McLellan praised Saturday’s opponent, the Carolina Hurricanes, for their play around the net and called that an area of emphasis both offensively and defensively. Net play today centered around a specific drill the team ran midway through practice, which focused on smaller area situations around the net. 1-on-1 battles, 2-on-2 battles that benefitted all involved.
From an offensive perspective, there are the repetitions of getting shots, followed by second and third opportunities. Defensively, the Kings were able to work on tying up and boxing out, with goaltenders also tested in those situations. A drill that, ideally, benefitted all involved.
“We’re working on boxing out, clearing the crease, goalies are getting stress situations there,” McLellan added. “Offensive and defensive, those are the best kinds of drills you can come up with, where everybody benefits from it. It was really short bursts, so we weren’t expending a lot of energy, but we were specifically working on situations.”
Answer The Kale
With now nine games under his belt, defenseman Kale Clague is settling into his role with the Kings.
He’s averaged just over 18 minutes per game, he’s stepped into a spot on the top power-play unit and he’s finally getting an extended run of games here with the Kings, after playing sporadically over the last two seasons. Todd McLellan took some time to reflect a bit on Clague’s path this morning.
“To think about what [Kale]’s been through as an individual, he’s been in our organization for a long time, he’s waited for his opportunity,” McLellan said. “He earned an opportunity a little bit last year, didn’t quite capitalize on it. This year, he had to start down below, an opportunity knocked at his door, it doesn’t matter how you get here and who’s paying the price for that, but he got here and he’s played pretty well for us since then.”
McLellan touched on Clague’s time with the first power-play unit, and said that at times, he’s still finding his way there. It can take some adjusting to enforce your own game on a unit that features so many highly skilled offensive players. The man advantage is Clague’s place to shine right now and he’s slowly but surely doing those things on the top unit.
In terms of even strength, Clague has partnered both Alex Edler and Olli Maatta over the last stretch of games. It’s been at even strength that McLellan has seen noticeable growth from Clague, highlighting his positioning, and how that has opened up his physical gifts.
“5-on-5 play, he really understands positioning now, where we want individuals to be on the ice,” McLellan said of Clague. “His time in the organization has helped him in that area, and when he’s positioned well, his size isn’t a detriment. He can use his legs, his mind, his stick to defend and get on offense. We’ve seen a lot of improvement in his game.”
We spoke with Clague himself on a variety of topics earlier today. Hear from the young defenseman below –

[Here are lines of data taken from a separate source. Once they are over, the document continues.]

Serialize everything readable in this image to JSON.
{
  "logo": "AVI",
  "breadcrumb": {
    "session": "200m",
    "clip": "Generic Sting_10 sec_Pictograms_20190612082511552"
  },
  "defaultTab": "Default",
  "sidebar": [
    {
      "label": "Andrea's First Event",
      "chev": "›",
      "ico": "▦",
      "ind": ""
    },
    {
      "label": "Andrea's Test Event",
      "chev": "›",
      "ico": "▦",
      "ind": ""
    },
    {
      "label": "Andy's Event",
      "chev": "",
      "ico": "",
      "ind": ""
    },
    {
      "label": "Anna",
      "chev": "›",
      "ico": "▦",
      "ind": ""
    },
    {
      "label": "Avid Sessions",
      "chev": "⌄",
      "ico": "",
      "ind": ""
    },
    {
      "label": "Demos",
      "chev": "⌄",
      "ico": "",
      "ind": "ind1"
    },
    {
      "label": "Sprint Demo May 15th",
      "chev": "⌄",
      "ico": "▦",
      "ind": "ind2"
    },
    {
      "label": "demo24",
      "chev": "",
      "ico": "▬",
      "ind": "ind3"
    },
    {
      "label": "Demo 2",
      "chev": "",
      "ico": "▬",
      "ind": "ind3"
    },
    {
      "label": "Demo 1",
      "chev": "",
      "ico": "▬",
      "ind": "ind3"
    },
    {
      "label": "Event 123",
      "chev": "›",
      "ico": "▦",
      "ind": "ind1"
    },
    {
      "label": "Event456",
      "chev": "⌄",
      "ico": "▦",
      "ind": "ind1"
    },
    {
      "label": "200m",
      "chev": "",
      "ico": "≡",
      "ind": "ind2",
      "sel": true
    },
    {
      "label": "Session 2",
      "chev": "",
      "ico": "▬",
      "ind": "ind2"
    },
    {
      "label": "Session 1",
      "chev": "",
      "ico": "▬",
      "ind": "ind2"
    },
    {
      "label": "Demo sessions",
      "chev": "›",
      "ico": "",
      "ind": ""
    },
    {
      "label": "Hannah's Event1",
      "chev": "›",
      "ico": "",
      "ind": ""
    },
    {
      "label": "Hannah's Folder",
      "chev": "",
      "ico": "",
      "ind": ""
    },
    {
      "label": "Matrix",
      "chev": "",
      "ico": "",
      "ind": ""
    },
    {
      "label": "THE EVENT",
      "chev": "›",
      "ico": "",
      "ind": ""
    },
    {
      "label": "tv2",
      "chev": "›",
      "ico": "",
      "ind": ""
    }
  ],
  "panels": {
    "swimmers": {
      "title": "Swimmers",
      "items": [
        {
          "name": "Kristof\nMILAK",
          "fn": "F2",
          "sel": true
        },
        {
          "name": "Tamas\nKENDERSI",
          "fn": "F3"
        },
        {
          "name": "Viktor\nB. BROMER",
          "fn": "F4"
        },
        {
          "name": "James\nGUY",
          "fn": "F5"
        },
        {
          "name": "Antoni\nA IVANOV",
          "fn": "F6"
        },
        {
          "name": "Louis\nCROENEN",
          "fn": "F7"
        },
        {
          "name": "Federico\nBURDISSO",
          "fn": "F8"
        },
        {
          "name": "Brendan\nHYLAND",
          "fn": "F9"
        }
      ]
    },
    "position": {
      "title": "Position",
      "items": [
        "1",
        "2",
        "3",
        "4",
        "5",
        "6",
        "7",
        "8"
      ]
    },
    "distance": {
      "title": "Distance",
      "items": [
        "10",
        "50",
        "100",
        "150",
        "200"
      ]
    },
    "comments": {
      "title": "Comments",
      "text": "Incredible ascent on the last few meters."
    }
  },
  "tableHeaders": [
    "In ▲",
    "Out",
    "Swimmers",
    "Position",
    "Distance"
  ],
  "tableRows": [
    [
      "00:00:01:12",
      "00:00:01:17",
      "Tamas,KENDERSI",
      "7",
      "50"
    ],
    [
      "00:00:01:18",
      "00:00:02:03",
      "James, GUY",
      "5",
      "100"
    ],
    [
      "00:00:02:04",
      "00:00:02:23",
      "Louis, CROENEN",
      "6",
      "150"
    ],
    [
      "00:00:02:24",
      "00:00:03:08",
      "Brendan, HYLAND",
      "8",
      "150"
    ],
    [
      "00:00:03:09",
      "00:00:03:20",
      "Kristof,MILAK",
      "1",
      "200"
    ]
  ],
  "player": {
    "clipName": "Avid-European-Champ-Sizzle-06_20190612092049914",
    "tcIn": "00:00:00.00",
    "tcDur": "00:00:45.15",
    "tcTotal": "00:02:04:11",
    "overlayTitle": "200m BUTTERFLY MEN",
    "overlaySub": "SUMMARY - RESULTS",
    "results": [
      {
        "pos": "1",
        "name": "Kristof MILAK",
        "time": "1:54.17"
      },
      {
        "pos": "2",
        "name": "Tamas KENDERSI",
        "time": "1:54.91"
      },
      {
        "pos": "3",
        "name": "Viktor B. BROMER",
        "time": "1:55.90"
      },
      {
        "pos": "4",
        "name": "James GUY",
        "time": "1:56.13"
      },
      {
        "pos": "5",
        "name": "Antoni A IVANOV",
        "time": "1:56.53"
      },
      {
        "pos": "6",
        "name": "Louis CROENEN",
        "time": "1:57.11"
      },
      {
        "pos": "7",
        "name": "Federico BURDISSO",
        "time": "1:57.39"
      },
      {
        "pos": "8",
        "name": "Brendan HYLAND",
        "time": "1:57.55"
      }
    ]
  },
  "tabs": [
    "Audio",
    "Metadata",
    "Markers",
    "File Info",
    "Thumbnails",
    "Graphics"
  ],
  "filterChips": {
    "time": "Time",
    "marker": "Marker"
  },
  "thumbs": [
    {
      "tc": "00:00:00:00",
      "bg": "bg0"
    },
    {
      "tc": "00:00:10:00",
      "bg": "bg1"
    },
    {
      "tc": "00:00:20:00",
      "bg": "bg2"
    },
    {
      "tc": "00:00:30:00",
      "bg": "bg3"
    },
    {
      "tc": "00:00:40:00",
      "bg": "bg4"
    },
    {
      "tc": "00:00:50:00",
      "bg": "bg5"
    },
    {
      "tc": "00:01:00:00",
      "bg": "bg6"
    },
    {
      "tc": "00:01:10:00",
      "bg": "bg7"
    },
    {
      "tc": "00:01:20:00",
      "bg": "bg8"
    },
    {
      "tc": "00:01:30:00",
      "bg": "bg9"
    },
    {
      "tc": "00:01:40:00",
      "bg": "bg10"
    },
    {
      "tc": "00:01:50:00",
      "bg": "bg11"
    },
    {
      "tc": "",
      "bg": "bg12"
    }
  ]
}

The Kings are set to practice again tomorrow at 11 AM at Toyota Sports Performance Center, in advance of Saturday’s matinee game against Carolina. The team is not expected to hold a morning skate on Saturday or Sunday, when they host Arizona at 7 PM.